● DATA SUPPLIED:
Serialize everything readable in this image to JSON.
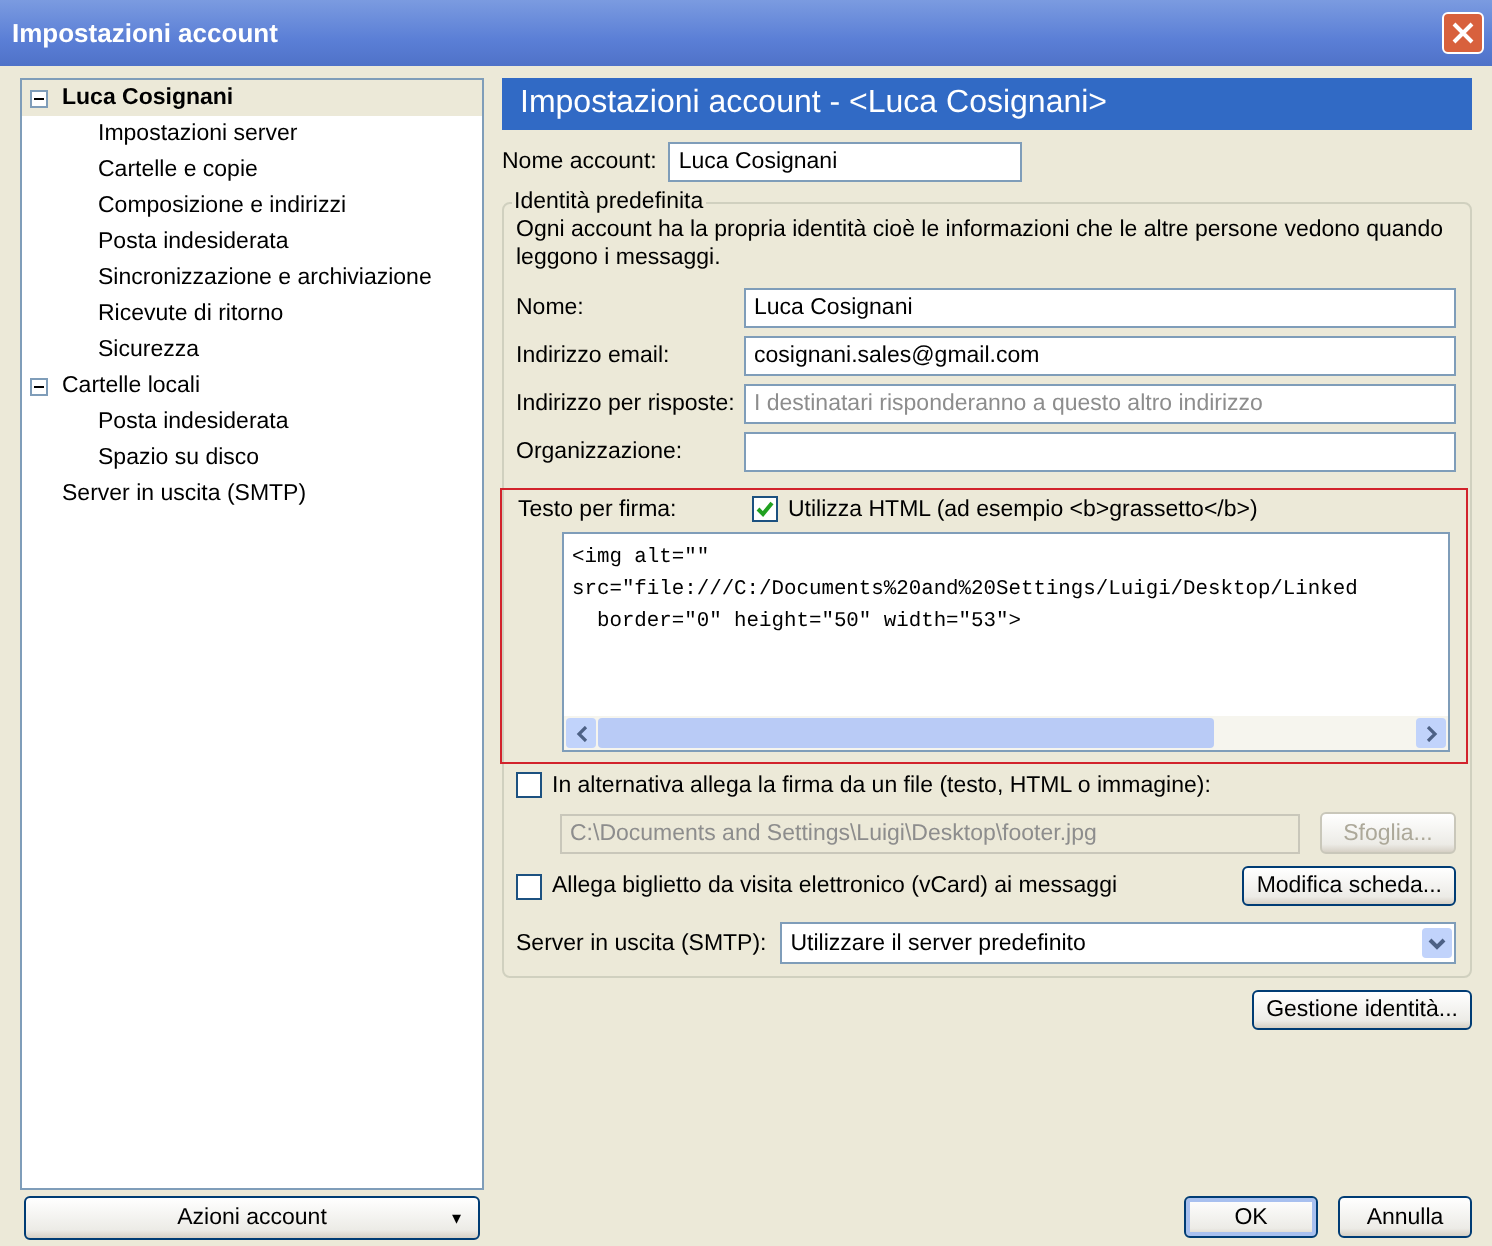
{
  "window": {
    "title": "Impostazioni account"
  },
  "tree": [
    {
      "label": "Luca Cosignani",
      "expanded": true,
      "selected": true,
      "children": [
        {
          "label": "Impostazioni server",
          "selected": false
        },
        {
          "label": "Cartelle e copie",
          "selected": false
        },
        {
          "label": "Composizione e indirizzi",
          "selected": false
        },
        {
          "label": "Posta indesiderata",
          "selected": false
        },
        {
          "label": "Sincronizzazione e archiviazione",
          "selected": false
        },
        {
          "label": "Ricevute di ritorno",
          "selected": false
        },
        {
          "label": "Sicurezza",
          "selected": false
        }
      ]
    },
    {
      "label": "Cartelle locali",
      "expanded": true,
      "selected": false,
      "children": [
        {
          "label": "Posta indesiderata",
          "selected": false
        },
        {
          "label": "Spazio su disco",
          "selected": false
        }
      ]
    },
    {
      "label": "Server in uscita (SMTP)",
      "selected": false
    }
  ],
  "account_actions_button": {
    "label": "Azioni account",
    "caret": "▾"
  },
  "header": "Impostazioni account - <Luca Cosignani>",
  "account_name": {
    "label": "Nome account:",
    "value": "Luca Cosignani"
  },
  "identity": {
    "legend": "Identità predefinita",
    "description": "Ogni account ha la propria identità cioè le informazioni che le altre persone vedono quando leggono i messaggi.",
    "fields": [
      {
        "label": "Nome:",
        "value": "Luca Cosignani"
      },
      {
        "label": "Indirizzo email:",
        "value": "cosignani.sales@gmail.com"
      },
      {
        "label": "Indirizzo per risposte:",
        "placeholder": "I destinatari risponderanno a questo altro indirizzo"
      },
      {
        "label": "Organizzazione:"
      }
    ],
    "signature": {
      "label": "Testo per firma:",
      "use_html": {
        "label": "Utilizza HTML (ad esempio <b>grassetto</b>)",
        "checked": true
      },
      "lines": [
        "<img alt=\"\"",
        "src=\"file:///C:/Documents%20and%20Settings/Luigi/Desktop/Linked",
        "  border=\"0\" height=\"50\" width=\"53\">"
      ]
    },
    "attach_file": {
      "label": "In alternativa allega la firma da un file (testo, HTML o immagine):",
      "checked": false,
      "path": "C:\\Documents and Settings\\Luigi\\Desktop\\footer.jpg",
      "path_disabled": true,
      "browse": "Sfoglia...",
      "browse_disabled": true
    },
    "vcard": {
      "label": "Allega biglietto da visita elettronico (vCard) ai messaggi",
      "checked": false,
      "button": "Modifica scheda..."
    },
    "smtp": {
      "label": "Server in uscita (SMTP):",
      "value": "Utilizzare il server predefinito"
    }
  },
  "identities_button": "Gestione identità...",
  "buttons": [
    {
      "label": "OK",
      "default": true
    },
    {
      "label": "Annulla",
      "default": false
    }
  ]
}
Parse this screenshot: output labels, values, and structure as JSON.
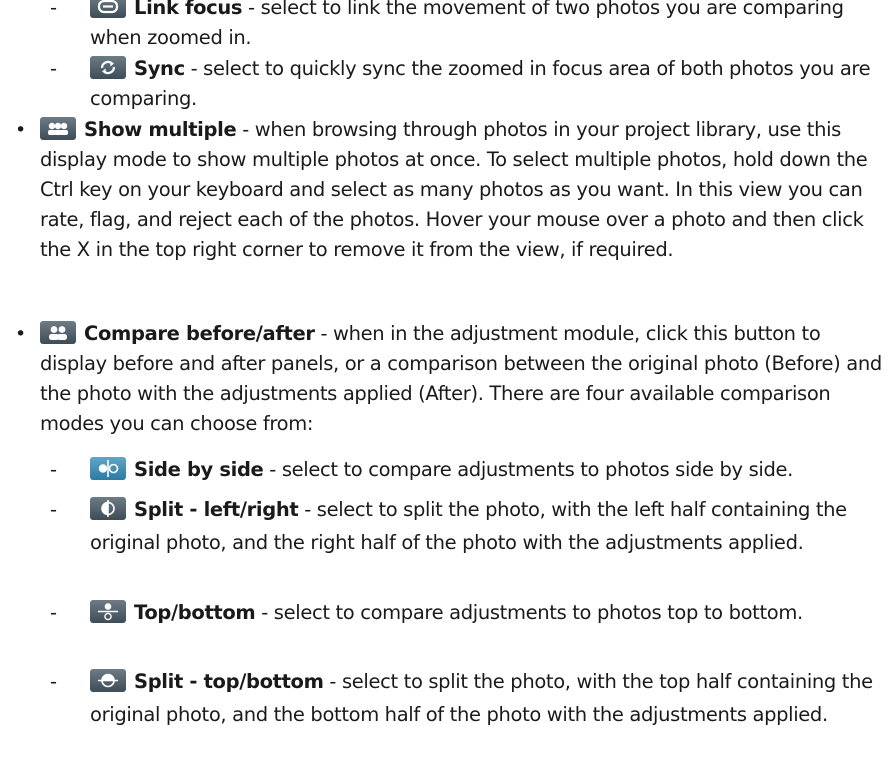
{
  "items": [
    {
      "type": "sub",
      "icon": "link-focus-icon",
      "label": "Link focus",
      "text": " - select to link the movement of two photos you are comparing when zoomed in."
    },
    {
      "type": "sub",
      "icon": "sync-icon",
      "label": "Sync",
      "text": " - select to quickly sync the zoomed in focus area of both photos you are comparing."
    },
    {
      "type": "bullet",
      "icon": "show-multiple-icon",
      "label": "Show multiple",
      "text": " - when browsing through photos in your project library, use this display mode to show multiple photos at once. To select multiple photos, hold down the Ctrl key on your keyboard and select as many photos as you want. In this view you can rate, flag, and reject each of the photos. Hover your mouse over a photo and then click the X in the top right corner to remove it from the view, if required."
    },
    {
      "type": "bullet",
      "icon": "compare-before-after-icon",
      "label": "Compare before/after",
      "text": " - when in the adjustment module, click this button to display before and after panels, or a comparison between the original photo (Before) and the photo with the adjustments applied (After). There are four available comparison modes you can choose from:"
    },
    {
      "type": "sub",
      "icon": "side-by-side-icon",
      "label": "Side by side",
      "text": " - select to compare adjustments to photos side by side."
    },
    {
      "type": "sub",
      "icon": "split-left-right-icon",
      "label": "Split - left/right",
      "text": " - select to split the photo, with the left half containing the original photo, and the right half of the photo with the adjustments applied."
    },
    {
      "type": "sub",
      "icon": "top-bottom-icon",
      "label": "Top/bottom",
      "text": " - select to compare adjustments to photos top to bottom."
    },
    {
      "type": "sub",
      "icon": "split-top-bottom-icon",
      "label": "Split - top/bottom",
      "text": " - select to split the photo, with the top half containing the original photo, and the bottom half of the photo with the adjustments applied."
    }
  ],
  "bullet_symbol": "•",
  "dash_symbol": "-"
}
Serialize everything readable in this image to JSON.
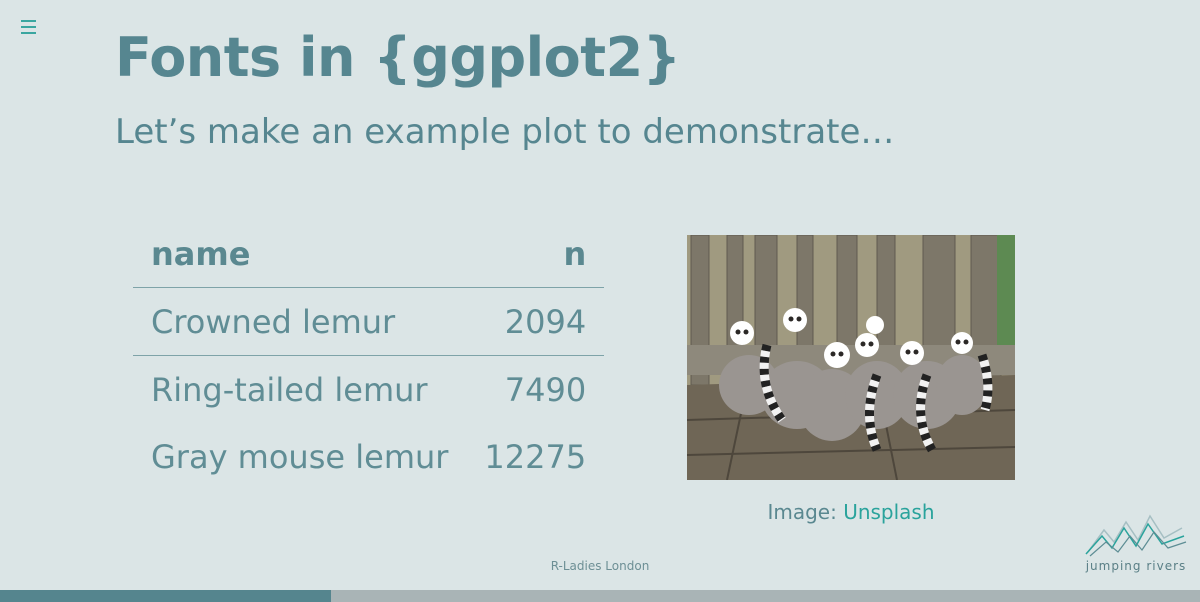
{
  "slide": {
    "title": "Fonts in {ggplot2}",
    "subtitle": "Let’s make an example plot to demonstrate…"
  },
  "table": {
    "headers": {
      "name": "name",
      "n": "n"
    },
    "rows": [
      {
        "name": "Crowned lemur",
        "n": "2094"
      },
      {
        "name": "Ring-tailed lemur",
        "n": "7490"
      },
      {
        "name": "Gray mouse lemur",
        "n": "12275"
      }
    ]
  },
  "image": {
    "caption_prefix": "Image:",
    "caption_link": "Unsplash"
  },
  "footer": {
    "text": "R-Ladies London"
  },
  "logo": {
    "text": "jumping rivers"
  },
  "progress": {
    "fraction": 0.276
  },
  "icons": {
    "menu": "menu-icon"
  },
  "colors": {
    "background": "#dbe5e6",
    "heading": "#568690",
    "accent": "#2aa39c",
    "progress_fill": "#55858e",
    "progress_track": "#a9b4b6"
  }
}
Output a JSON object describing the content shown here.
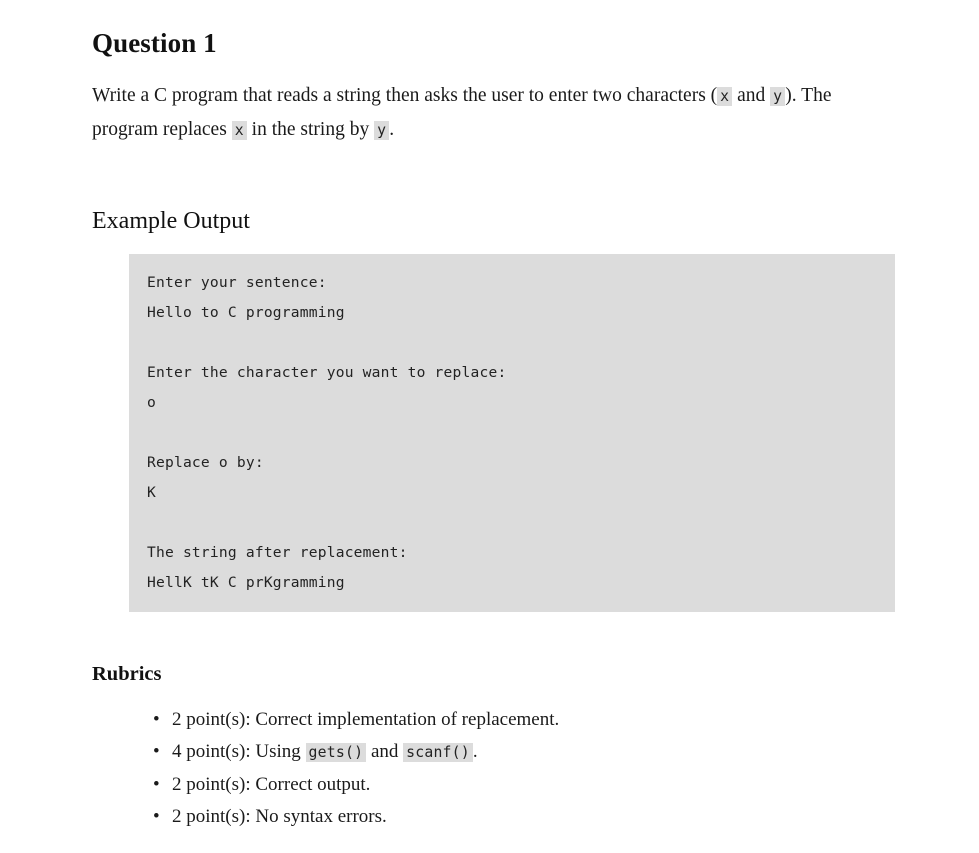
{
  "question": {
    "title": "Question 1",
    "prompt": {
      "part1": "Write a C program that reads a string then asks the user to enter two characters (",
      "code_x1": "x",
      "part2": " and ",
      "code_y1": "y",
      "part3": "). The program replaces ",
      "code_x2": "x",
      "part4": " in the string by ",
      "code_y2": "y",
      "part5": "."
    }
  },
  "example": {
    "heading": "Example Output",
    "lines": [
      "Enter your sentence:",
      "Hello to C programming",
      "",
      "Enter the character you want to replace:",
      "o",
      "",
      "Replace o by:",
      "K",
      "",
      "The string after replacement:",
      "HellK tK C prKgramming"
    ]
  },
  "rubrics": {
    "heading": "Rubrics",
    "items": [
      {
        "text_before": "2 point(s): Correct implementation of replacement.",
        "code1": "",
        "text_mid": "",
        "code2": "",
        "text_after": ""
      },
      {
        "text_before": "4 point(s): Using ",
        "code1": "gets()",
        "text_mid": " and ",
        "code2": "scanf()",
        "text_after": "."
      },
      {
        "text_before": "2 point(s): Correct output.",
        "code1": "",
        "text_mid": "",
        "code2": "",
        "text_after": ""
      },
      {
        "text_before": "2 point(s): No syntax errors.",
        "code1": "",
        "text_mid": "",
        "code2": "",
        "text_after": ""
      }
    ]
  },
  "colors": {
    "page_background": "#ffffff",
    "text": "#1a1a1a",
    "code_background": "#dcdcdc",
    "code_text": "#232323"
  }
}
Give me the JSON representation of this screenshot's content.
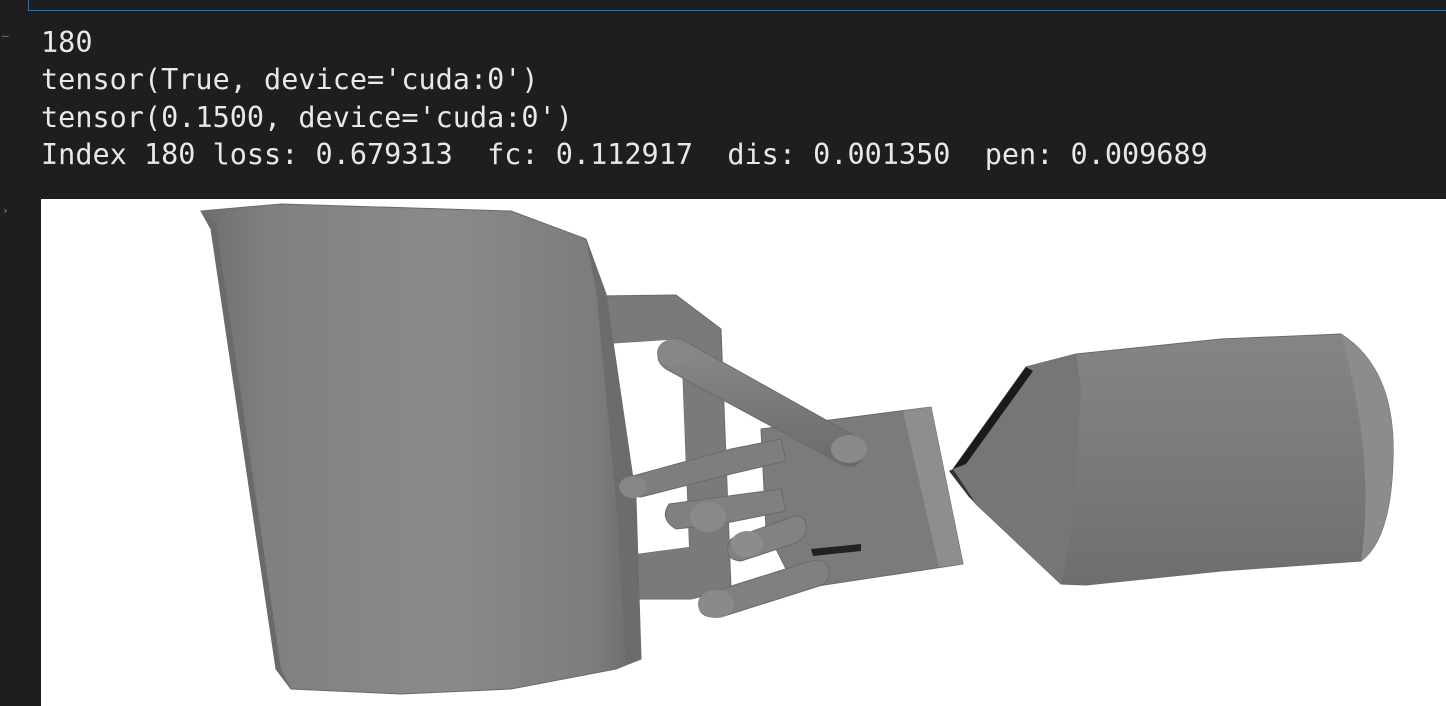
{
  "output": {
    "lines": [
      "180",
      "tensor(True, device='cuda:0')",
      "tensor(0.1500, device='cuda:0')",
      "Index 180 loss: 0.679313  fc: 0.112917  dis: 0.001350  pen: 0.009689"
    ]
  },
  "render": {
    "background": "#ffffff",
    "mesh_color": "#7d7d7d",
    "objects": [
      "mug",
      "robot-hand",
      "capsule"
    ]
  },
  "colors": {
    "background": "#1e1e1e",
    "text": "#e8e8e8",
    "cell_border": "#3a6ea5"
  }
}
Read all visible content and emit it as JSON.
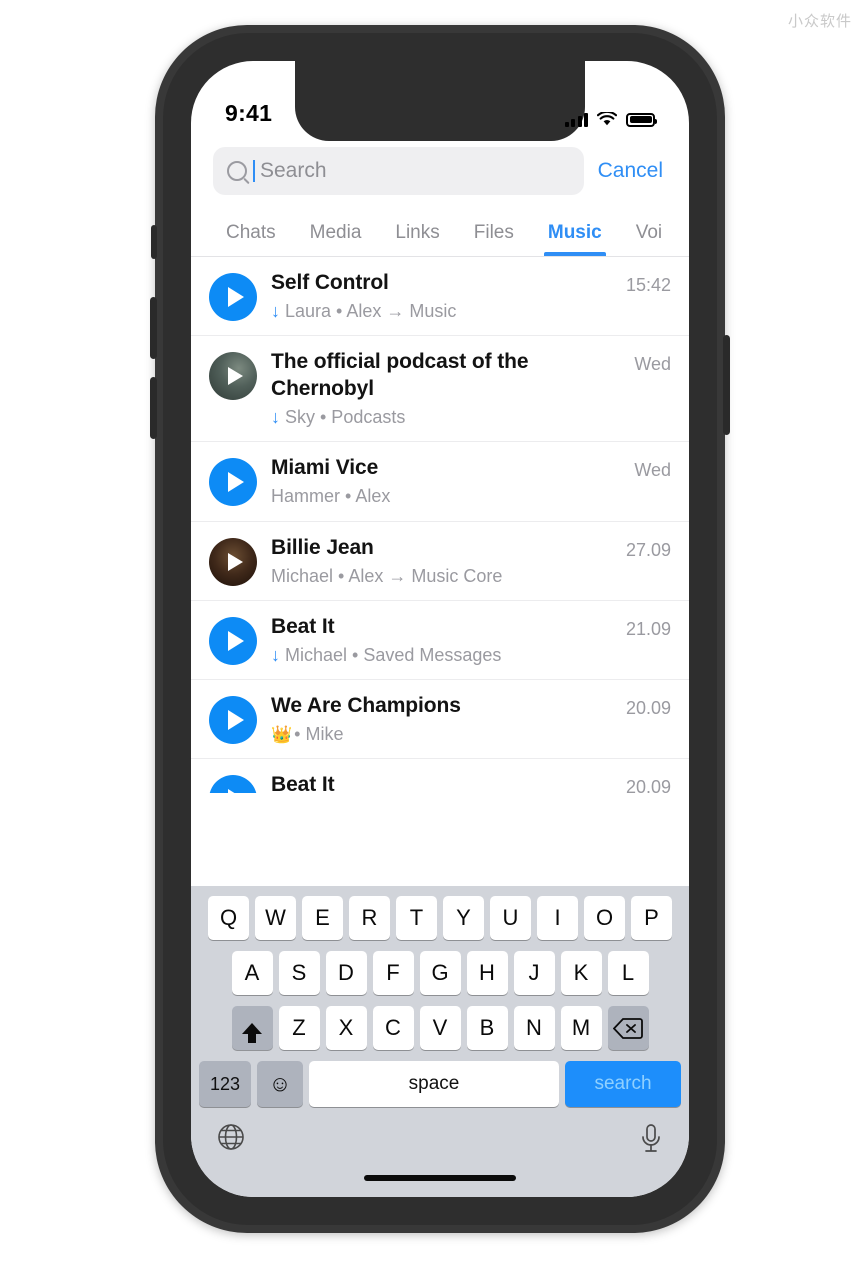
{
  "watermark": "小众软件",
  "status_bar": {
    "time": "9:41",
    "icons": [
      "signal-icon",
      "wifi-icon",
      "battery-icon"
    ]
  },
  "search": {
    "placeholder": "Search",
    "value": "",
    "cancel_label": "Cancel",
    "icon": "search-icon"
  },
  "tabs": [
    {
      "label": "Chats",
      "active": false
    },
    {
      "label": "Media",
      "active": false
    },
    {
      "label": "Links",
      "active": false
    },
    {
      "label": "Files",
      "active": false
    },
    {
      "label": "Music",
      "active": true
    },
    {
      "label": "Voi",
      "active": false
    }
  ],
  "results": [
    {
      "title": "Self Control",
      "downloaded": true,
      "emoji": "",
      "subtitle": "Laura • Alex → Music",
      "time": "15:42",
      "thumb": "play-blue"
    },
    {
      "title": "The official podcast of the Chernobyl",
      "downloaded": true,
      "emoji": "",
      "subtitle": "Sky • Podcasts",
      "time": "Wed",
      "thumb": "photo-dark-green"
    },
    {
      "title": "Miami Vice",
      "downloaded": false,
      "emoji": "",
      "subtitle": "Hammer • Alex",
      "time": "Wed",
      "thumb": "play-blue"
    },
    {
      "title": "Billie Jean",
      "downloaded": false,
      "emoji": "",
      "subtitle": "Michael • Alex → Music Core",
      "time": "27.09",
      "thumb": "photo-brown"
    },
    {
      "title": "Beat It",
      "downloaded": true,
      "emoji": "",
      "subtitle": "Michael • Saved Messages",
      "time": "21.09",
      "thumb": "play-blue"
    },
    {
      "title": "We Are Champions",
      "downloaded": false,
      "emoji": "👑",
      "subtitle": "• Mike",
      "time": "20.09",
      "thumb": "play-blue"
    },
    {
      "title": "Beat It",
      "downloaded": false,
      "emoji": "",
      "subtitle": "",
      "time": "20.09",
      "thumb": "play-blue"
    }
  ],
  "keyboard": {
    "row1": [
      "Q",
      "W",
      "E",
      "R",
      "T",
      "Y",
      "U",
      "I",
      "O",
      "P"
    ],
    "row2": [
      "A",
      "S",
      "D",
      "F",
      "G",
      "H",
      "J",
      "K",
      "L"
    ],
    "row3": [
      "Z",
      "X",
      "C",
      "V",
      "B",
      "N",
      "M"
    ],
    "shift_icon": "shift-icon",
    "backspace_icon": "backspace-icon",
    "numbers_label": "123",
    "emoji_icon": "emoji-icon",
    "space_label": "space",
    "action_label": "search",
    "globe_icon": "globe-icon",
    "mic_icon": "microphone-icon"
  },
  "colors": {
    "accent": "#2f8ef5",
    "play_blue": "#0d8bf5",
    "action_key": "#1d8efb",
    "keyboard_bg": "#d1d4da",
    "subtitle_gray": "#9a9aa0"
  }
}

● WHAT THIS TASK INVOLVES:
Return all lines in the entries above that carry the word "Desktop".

● OUTPUT:
        "src=\"file:///C:/Documents%20and%20Settings/Luigi/Desktop/Linked",
      "path": "C:\\Documents and Settings\\Luigi\\Desktop\\footer.jpg",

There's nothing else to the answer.